Amid the ongoing fallout from seemingly endless scandals in and around the church — sexual predation and pedophilia among priests; appalling conditions in prison-style laundries run by Catholic nuns in Ireland; baby-trafficking in Spain, and on and on — the pope’s departure has cast even more light on the Vatican and its esoteric inner workings.

Here, in the midst of one of the most unsettled periods in the history of Catholicism, looks back more than six decades to a time when the church was actively unearthing its own secrets … literally. In 1950, LIFE reported on a years-long effort undertaken beneath the staggeringly ornate public realms of the Vatican, as teams of workers meticulously excavated the myriad tombs and other long-sealed, centuries-old chambers far underground. Nat Farbman’s color and black and white images in this gallery — most of which never ran in LIFE — were touted on the cover of the March 27, 1950, issue of the magazine as “exclusive pictures” for the story titled “The Search for the Bones of St. Peter,” which read:

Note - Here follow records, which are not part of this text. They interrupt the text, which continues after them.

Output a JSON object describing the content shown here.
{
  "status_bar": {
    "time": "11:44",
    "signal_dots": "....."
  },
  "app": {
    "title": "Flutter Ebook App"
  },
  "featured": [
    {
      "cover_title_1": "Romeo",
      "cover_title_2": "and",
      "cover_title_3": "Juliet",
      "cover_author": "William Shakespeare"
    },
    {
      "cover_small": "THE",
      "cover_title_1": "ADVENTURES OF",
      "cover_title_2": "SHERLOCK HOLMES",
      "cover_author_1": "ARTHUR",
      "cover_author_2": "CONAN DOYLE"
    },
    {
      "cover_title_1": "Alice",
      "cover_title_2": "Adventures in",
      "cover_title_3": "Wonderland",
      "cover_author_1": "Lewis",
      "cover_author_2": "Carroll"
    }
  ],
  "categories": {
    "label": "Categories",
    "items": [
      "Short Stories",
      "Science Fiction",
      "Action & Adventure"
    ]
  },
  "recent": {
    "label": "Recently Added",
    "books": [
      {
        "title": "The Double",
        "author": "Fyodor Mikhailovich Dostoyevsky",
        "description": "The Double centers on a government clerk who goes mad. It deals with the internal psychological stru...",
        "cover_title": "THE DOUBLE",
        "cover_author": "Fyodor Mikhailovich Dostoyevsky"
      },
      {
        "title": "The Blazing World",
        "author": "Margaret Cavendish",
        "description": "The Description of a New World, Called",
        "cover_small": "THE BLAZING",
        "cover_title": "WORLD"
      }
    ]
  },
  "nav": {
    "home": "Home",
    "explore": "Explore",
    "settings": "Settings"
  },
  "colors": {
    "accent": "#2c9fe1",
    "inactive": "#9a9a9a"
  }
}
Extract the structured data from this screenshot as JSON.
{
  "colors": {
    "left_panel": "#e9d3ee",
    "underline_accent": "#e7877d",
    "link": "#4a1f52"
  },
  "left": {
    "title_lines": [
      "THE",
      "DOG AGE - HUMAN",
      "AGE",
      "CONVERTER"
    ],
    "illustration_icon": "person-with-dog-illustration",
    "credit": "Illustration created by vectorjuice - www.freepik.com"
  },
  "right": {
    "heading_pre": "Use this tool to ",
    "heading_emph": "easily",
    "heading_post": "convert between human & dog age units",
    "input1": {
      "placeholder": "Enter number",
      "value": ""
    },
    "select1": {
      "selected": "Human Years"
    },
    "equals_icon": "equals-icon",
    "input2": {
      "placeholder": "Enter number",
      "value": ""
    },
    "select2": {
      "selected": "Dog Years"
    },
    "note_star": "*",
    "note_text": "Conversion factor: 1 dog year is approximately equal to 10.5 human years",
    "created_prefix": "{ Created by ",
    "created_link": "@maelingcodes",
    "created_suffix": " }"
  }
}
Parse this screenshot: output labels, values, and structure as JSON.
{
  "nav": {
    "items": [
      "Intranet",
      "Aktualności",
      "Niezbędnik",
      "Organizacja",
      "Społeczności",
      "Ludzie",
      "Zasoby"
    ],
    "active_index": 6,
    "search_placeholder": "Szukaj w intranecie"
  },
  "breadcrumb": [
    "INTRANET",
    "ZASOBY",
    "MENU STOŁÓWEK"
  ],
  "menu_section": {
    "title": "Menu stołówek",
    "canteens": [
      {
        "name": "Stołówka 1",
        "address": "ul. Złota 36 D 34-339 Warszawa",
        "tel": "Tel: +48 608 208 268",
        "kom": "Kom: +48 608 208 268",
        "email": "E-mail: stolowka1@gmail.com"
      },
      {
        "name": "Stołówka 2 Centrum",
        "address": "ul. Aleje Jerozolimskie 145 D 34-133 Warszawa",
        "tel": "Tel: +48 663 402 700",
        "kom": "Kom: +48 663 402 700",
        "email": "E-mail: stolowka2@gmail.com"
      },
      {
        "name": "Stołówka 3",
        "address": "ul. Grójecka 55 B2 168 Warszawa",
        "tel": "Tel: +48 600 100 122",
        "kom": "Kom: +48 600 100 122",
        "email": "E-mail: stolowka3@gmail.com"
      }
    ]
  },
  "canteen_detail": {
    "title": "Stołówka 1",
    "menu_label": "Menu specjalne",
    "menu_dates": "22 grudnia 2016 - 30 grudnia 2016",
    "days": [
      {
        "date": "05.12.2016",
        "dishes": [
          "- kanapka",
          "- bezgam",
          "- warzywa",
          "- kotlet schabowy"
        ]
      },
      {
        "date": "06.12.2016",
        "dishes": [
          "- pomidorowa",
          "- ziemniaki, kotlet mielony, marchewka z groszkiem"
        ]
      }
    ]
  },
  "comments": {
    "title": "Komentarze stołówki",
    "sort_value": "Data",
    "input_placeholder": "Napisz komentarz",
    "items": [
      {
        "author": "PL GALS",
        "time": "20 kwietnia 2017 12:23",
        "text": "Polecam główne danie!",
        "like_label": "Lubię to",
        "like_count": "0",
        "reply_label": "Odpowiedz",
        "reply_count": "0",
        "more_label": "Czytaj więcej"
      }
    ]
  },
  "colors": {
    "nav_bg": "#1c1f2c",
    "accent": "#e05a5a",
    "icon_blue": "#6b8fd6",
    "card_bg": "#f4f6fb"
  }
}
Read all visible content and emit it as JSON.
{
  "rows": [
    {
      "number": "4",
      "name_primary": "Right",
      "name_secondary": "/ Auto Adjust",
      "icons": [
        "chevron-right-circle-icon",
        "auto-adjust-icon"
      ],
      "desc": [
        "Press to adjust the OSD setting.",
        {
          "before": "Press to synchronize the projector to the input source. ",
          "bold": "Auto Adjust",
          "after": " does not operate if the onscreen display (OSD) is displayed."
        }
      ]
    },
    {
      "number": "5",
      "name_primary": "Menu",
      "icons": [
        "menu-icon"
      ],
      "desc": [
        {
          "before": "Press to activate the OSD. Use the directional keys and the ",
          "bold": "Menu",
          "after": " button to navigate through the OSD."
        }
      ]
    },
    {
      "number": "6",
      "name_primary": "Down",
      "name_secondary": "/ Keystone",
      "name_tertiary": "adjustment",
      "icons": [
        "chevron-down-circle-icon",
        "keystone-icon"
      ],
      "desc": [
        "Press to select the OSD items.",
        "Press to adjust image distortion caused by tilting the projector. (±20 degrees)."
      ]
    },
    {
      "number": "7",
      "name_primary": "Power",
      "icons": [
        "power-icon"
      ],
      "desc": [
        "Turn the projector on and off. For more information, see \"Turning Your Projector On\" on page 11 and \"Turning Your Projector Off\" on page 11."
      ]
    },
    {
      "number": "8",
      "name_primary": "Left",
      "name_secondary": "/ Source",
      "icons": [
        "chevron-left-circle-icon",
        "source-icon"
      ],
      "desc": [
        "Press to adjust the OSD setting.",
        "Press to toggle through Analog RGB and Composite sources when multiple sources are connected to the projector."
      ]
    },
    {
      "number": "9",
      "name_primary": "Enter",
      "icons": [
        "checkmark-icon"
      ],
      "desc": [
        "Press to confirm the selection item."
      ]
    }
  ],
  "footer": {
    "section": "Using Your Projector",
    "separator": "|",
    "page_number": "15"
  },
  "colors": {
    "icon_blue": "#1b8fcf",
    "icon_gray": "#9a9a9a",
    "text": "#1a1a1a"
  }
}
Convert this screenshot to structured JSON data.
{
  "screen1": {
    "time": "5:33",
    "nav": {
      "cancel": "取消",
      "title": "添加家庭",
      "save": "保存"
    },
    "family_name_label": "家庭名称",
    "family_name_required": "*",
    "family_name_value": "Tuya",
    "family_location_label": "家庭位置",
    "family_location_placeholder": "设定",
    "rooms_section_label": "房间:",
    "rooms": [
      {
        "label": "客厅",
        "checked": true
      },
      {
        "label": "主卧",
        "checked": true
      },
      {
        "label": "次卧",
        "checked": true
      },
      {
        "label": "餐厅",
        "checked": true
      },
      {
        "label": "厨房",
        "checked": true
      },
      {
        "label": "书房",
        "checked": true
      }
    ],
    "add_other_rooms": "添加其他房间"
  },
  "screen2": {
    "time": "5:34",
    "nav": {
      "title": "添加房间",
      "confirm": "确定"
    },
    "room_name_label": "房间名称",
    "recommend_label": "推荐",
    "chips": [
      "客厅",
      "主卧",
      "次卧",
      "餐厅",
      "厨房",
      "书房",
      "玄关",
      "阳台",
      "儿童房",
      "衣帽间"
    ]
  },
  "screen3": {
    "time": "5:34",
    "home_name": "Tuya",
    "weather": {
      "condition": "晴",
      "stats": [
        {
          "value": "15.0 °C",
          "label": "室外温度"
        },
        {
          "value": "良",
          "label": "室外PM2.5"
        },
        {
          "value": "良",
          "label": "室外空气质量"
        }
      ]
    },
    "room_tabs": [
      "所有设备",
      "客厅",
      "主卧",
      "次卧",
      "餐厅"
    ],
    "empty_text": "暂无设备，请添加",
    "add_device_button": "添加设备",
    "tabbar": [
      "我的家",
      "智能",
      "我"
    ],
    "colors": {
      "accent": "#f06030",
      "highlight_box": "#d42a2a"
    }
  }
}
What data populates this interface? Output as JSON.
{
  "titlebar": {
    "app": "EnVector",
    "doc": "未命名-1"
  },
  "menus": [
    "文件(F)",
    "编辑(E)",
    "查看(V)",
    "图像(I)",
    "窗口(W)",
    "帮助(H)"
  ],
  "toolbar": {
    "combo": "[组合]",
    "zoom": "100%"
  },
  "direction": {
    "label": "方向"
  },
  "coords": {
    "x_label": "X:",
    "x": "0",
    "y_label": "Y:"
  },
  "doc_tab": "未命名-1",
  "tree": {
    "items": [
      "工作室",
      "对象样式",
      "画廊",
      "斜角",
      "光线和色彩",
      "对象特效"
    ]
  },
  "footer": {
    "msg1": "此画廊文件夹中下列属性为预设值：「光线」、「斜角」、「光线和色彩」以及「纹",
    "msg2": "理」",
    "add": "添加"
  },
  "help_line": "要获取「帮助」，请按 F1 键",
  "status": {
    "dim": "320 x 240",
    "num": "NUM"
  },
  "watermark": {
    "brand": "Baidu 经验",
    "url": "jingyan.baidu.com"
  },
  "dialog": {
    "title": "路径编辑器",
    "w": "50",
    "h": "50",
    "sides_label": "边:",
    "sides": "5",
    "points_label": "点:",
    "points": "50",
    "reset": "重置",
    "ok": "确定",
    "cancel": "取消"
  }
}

Deep in the earth below the great basilica of St. Peter’s in Rome the clink of pickaxes and the scrape of shovels in the hands of workmen have been echoing dimly for 10 years. In the utmost secrecy, they have penetrated into a pagan cemetery buried for 16 centuries. Architects feared they might disturb the foundations on which rests the world’s largest church. But the workmen, with careful hands, pushed forward finally to the area where, according to a basic tenet of the Catholic Church, the bones of St. peter were buried about A.D. 66.

The Church has always held that Peter was buried in a pagan cemetery on Vatican Hill. Now, for the first time, there is archaeological evidence to support this: the newly discovered tombs, which LIFE shows [in these exclusive pictures].

The greatest secret of all — whether the relics of the Chief Apostle himself were actually found — is one which the Vatican reserves for itself, although there have been rumors that the discovery of the relics will be announced at an appropriate time during the Holy Year.

In the end, LIFE’s editors expressed their appreciation for “the privilege of guiding LIFE’s readers through these chambers where in the dust of antiquity can be traced the humble yet transcendent beginnings of the Christian faith.”

NOTE: In December 1950 Pope Pius XII announced that bones discovered during the excavation could not conclusively be said to be Peter’s. Two decades later, in 1968, Pope Paul VI announced that other bones unearthed beneath the basilica — discovered in a marble-lined repository, covered with a gold and purple cloth and belonging to a man around 5′ 6″ tall who had likely died between the ages of 65 and 70 — were, in the judgment of “the talented and prudent people” in charge of the dig, indeed St. Peter’s. Of course, that claim has as many doubters as adherents.

Restoring works of art, the Vatican, 1950

Nat Farbman—Time & Life Pictures/Getty Images

LIFE Vatican

The tomb of the Caetennii (17 x 18 feet) was one of the richest and most lavishly decorated of all those excavated beneath St. Peter’s. (Nat Farbman—Time & Life Pictures/Getty Images)

LIFE Vatican

The hunt of the Amazons is portrayed on a polychrome mosaic decorating the facade of the tomb of the Marci. (Nat Farbman—Time & Life Pictures/Getty Images)

LIFE Vatican

Not published in LIFE. Workmen examining underneath the floor of Basilico. (Nat Farbman—Time & Life Pictures/Getty Images)

LIFE Vatican

Tomb of the Egizio featuring elaborate sarcophagi sculpted with scenes of Bacchic rites. While most of the findings here were purely pagan, there were also Christian designs — for example, of a palm leaf and a dove. (Nat Farbman—Time & Life Pictures/Getty Images)

LIFE Vatican

Not published in LIFE. The tomb of Pope Boniface VIII, beneath the Vatican, photographed in 1950. (Nat Farbman—Time & Life Pictures/Getty Images)